In summertime I pursued innocent popularity with the opposite sex while working on a genealogy project which my grandma and I had started. I remember driving to visit a girl who lived all the way down in Farina, in the southeastern corner of Fayette County. My parents fretted about my safety and warned me of the extremely dangerous intersection where 185 met Illinois 37. "A lot of people have been killed there," Dad bleakly warned. I pictured one of those cartoon roads where the view is clear for miles until you step into the street and immediately a truck appears and squashes you flat. Once there, I found the intersection had reasonably clear visibility---not a place to linger or misjudge, but not a death trap, either.
As I recall, the car stalled a certain amount but nothing that required attention. One time it stalled when I was out on a country road doing cemetery research for my genealogy project. Barefooted, I wasn't sure I could walk anywhere for help. But after a few panicked attempts I got the motor runnin'. Only once did the car need service, when some essential pipe in the engine cracked. We simply drove up to Yarbrough's auto lot on U.S. 51, found a wreck with a comparable part, and an acquaintance bolted the part on. So simple, compared to the highly technological and electronic aspects of cars today!
In summertime I longed for AC. Of course, I drove with windows down, which blew around my longish hair and left the seats rather dusty. The hole in the floorboard provided some breeze; I humorously thought that I could widen the hole and use my feet, Fred Flintstone-like, to push-start the car when it stalled. As I drove around town, a favorite visit was my cousin's gift shop and their selection of 45s and LPs. That was a last-stop on errands because I'd have to take a new record immediately home or it would warp in the hot car, like my wavy LP of Mike Oldfield's Tubular Bells.

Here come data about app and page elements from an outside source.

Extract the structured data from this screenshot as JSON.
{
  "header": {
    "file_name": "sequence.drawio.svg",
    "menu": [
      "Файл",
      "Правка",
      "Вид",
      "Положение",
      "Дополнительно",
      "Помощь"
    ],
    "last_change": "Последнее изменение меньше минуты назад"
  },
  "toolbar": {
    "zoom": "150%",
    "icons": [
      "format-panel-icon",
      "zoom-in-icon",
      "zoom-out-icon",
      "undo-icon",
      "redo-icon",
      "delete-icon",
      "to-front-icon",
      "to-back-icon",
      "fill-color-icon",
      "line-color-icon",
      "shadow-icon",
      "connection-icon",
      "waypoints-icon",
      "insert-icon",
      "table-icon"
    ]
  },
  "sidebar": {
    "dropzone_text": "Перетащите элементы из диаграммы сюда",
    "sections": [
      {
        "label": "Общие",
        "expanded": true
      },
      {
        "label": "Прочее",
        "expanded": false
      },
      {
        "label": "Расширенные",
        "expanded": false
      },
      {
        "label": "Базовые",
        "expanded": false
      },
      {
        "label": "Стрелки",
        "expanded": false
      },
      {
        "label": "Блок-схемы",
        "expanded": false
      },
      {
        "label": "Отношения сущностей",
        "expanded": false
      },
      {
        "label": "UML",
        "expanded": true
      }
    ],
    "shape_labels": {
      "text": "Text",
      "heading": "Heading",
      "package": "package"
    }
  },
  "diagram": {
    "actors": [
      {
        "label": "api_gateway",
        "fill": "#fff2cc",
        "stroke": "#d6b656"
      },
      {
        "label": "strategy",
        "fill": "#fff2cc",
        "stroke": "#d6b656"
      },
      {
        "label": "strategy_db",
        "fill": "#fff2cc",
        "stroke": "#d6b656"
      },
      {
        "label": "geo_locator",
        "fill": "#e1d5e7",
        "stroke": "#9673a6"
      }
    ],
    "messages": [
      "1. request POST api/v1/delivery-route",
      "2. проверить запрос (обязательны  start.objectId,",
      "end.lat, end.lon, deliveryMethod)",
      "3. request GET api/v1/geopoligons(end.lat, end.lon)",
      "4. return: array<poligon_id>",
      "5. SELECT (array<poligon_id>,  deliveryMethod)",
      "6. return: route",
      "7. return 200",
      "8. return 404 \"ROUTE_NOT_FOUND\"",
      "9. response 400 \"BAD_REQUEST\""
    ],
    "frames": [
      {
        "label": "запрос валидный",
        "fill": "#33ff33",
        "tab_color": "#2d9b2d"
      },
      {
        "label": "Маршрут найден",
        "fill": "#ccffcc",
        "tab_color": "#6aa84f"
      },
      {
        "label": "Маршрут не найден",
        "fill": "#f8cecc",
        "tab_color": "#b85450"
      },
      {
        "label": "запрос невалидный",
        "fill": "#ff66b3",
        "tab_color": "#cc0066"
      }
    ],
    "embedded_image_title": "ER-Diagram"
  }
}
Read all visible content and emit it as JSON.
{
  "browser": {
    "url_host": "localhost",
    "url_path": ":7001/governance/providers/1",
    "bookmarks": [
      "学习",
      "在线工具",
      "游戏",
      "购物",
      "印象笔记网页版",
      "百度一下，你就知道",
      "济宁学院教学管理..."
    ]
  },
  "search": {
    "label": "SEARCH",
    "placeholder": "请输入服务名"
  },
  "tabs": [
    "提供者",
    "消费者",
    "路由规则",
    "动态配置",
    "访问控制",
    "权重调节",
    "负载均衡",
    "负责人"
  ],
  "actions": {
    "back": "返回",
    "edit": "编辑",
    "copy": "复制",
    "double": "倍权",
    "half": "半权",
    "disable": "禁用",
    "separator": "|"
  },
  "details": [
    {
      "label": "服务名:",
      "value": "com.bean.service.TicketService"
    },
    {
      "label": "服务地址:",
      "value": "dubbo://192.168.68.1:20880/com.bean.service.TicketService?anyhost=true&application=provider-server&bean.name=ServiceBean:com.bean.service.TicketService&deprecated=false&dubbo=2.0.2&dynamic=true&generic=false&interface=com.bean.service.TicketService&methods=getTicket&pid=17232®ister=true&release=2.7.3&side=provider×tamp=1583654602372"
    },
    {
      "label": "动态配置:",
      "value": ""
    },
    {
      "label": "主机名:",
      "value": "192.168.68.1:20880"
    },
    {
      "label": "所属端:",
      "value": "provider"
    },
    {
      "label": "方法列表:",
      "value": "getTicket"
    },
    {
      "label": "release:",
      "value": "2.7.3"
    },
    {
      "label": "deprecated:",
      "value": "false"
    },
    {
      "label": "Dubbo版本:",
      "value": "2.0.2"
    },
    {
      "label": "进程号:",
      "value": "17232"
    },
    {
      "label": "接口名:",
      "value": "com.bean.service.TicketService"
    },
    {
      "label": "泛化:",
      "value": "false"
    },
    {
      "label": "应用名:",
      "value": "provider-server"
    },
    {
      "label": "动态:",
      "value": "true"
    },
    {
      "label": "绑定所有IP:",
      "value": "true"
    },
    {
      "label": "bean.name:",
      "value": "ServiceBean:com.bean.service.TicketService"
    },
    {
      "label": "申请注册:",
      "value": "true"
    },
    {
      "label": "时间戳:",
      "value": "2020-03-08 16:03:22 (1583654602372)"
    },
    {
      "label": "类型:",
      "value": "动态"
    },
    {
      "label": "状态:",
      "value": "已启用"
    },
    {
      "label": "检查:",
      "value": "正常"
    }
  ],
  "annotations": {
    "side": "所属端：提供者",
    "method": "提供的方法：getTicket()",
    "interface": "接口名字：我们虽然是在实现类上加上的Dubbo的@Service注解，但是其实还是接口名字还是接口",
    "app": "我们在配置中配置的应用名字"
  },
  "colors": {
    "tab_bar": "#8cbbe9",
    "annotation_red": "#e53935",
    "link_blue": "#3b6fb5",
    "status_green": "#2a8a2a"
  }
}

I drove the Chevy during my first year of college. Eventually Dad traded the car at Oldfield's Auto Sales in Vandalia. For the trade he bought me a bright red Dodge two-door with black vinyl seats. I loved the Dodge but, when we drove away, I looked nostalgically at the Chevy. In a small town, one often sees former cars driven by new owners; in the 1980s, after I traded a '79 Pontiac wagon, I noticed it several times, parked outside Hardee's. But we never saw the '63 Chevy again. It probably went to scrap.
Something about our first cars haunts us. My dad remembered his parents' first car: a 1925 4-door Ford sedan, purchased with seventeen head of cattle from John Eakin in Vandalia. I've known people who kept their first cars, caring tenderly for them over the years. Adolescence can be a difficult time, and amid those struggles, one finds solace and pleasure in the ability to drive. Perhaps that is why we don't forget our first cars. Thinking of my old Chevy reminds me of that special freedom gained as a teenager. It is a freedom which, once acquired, mastered, and then taken for granted, never again seems quite so sweet.
(An earlier version of this essay appeared in Springhouse magazine and my book Journeys Home.)